“the mathematical evolutionists demonstrated that some paths taken by evolutionary biologists were unlikely to be fruitful. Many of the followers of Hugo de Vries, including some Mendelians like Raymond Pearl, believed that mutation pressure was the most important factor in evolutionary change. The mathematical models clearly delineated the relationships between mutation rates, selection pressure, and changes of gene frequencies in Mendelian populations. Most evolutionists believed that selection coefficients in nature were several orders of magnitude larger than mutation rates; upon this assumption, the mathematical models indicated that under most conditions likely to be found in natural populations, selection was a vastly more powerful agent of evolutionary change than mutation … These mathematical considerations … discredited macromutational theories of evolution and theories emphasizing mutation pressure as the major factor in evolution.”Provine (1978) The role of mathematical population geneticists in the evolutionary synthesis of the 1930s and 1940s.
In the seminal paper on developmental constraints, Maynard Smith et al (1985) identify the Haldane-Fisher argument as an impediment to recognizing developmental biases as genuinely causal
“Two separate issues are raised by these examples. The first is whether biases on the production of variant phenotypes (i.e., developmental constraints) such as those just illustrated cause evolutionary trends or patterns. Since the classic work of Fisher (1930) and Haldane (1932) established the weakness of directional mutation as compared to selection, it has been generally held that directional bias in variation will not produce evolutionary change in the face of opposing selection. This position deserves reexamination. For one thing, our examples (like many discussed during the last twenty years – e.g., White, 1965; Cox and Yanofsky, 1967) concern biased variation in the genetic mechanism itself. If such directed variation accumulates– as the results regarding DNA quantity and chromosome numbers suggest– one obtains a very effective evolutionary ratchet. For another, such directional biases may not stand in contradiction to the Fisher-Haldane point of view: within reasonable limits, neither the increase in cellular DNA content nor that in chromosome number is known to have deleterious effects at the organismic level.” (p. 282)Maynard Smith, et al. (1985) Developmental Constraints

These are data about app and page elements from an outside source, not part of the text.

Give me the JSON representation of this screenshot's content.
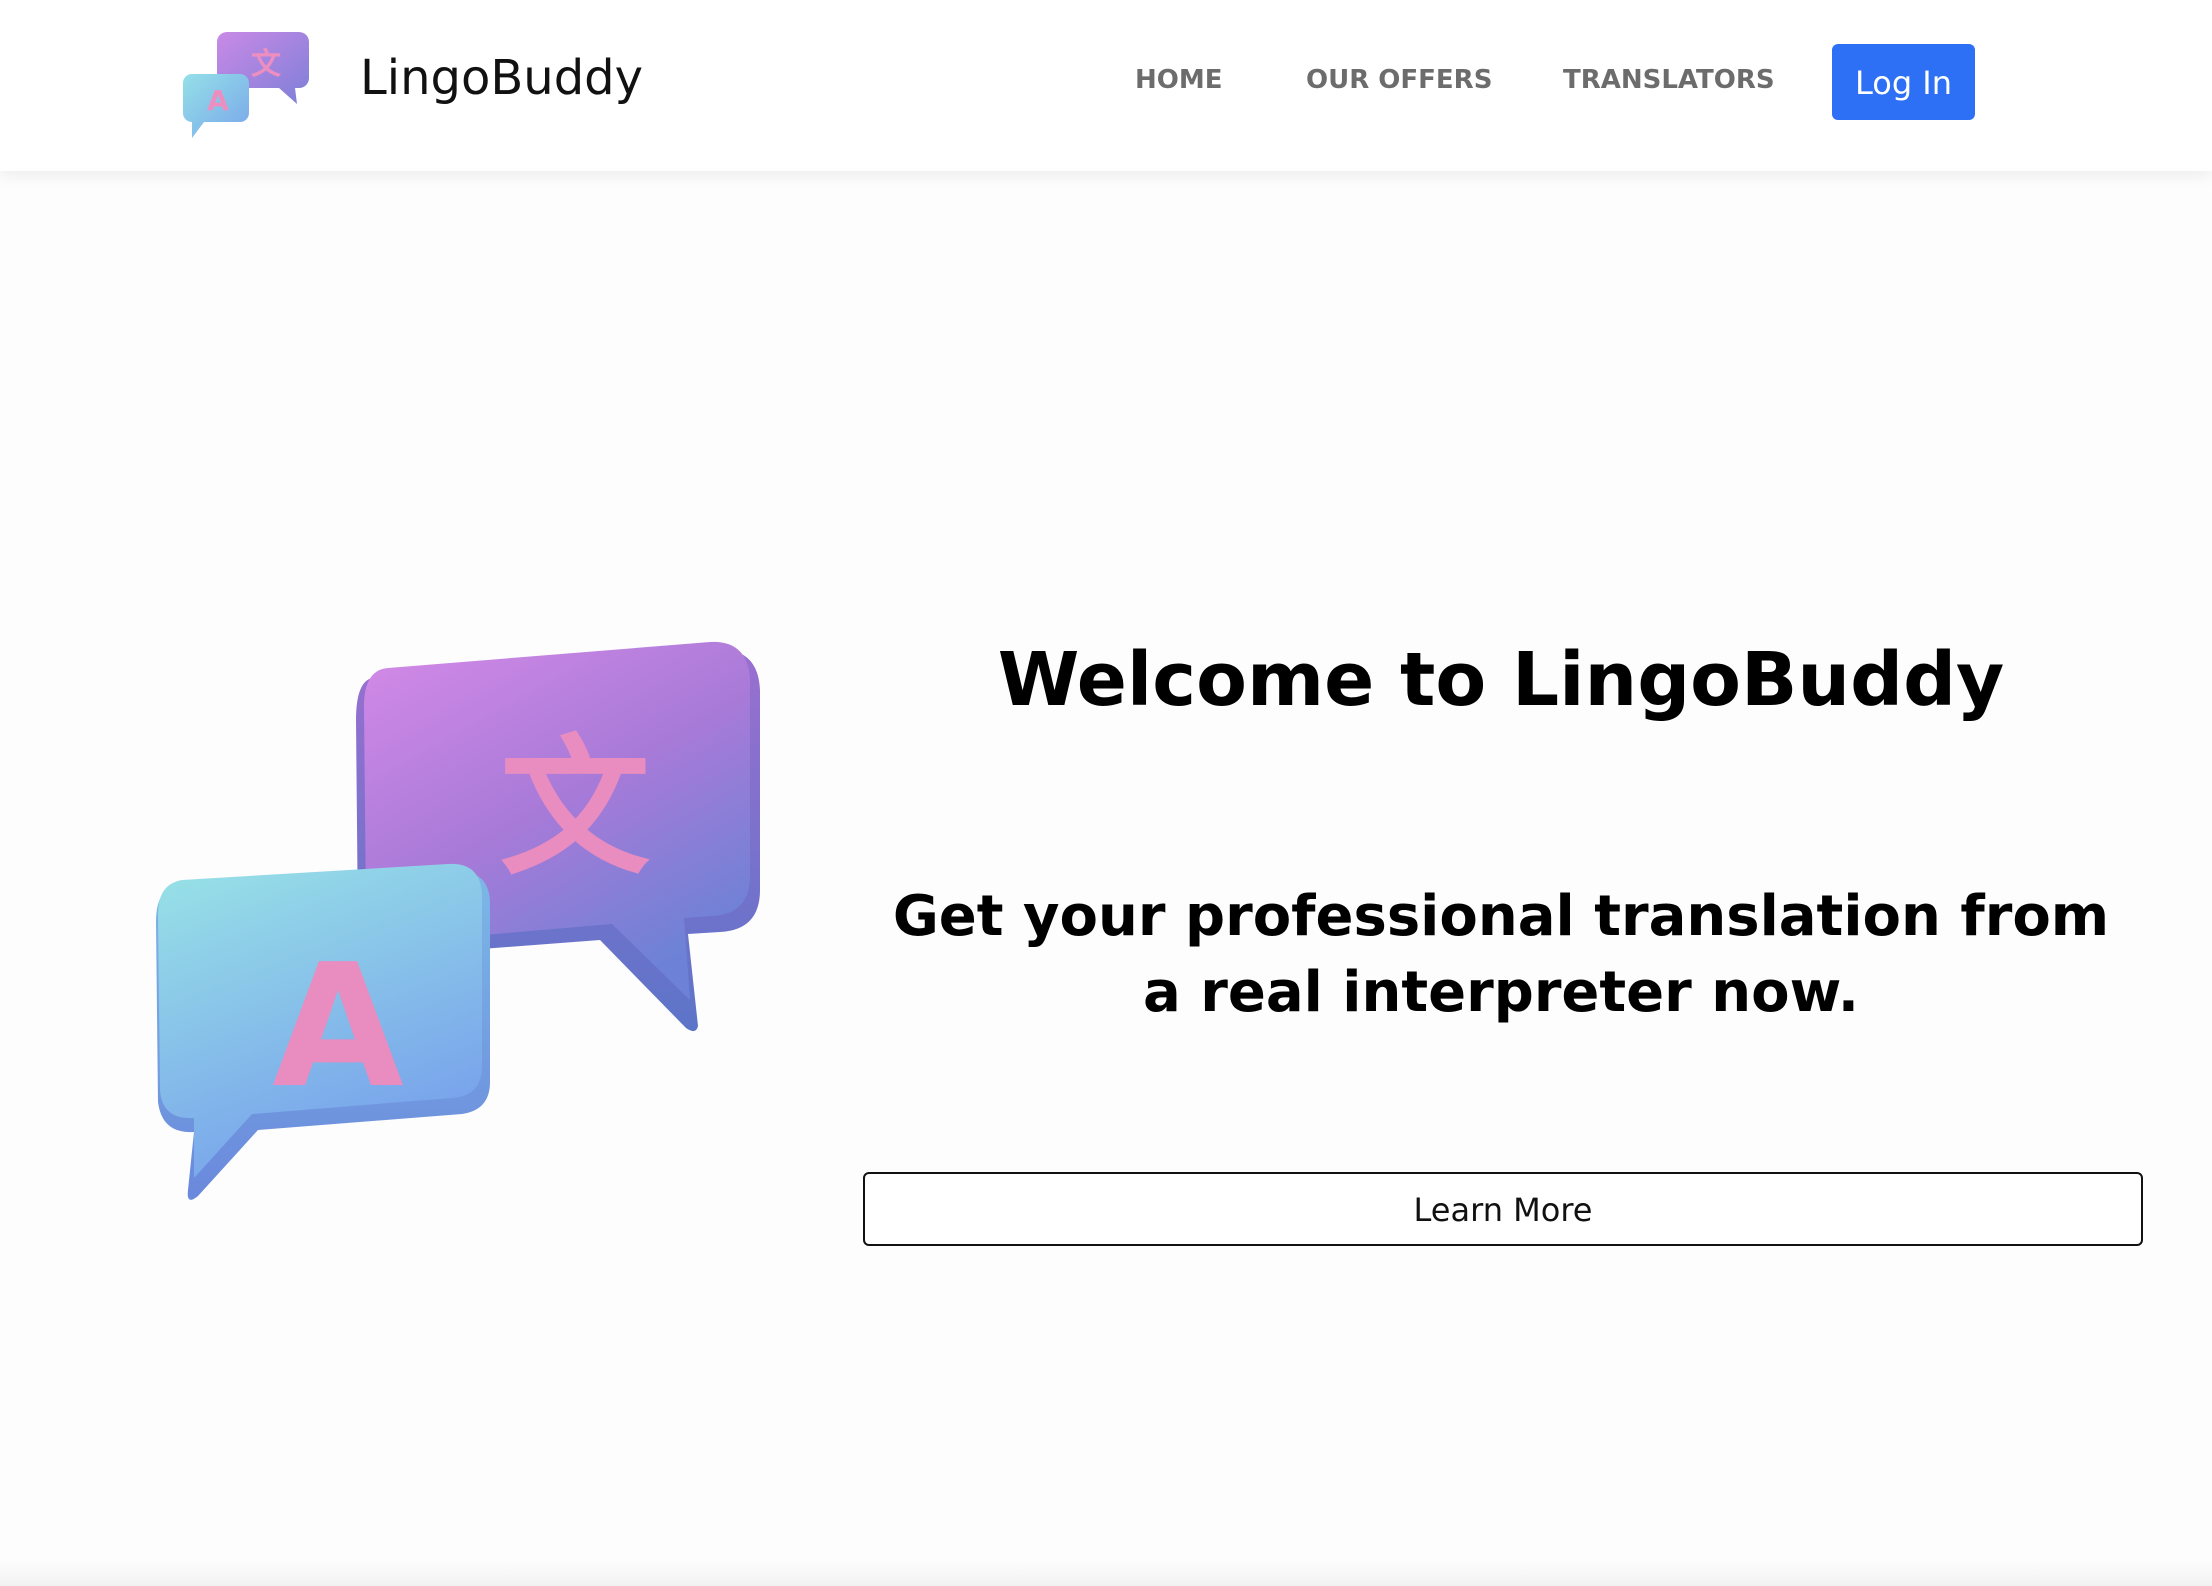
{
  "brand": {
    "name": "LingoBuddy",
    "logo_icon": "translate-bubbles-icon"
  },
  "nav": {
    "items": [
      {
        "label": "HOME"
      },
      {
        "label": "OUR OFFERS"
      },
      {
        "label": "TRANSLATORS"
      }
    ],
    "login_label": "Log In"
  },
  "hero": {
    "illustration_icon": "translate-bubbles-illustration",
    "title": "Welcome to LingoBuddy",
    "subtitle": "Get your professional translation from a real interpreter now.",
    "cta_label": "Learn More"
  },
  "colors": {
    "accent": "#2d6ff5",
    "nav_text": "#6c6c6c",
    "bubble_purple": "#b77be0",
    "bubble_teal": "#8fdce6",
    "glyph_pink": "#ec8fc0"
  }
}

Below is one of several contemporary statements that seem to gesture toward the Haldane-Fisher argument, without betraying any clear link. I would tag this as “Haldane-Fisher argument + game of telephone + qualifications” rather than just “Haldane-Fisher argument”.
“For instance, it is possible to say confidently that natural selection exerts so much stronger a force than mutation on many phenotypic characters that the direction and rate of evolution is ordinarily driven by selection even though mutation is ultimately necessary for any evolution to occur.”Futuyma and others, 2001, in a white paper written by representatives of various professional societies
Gould was obviously sympathetic to internalist thinking but he got his ideas on this issue straight from Fisher (1930). Note that Gould is writing 75 years after Haldane.
“Since orthogenesis can only operate when mutation pressure becomes high enough to act as an agent of evolutionary change, empirical data on low mutation rates sound the death-knell of internalism.” (p. 510)Gould (2002) The Structure of Evolutionary Theory
This section is reserved for further examples supplied by readers.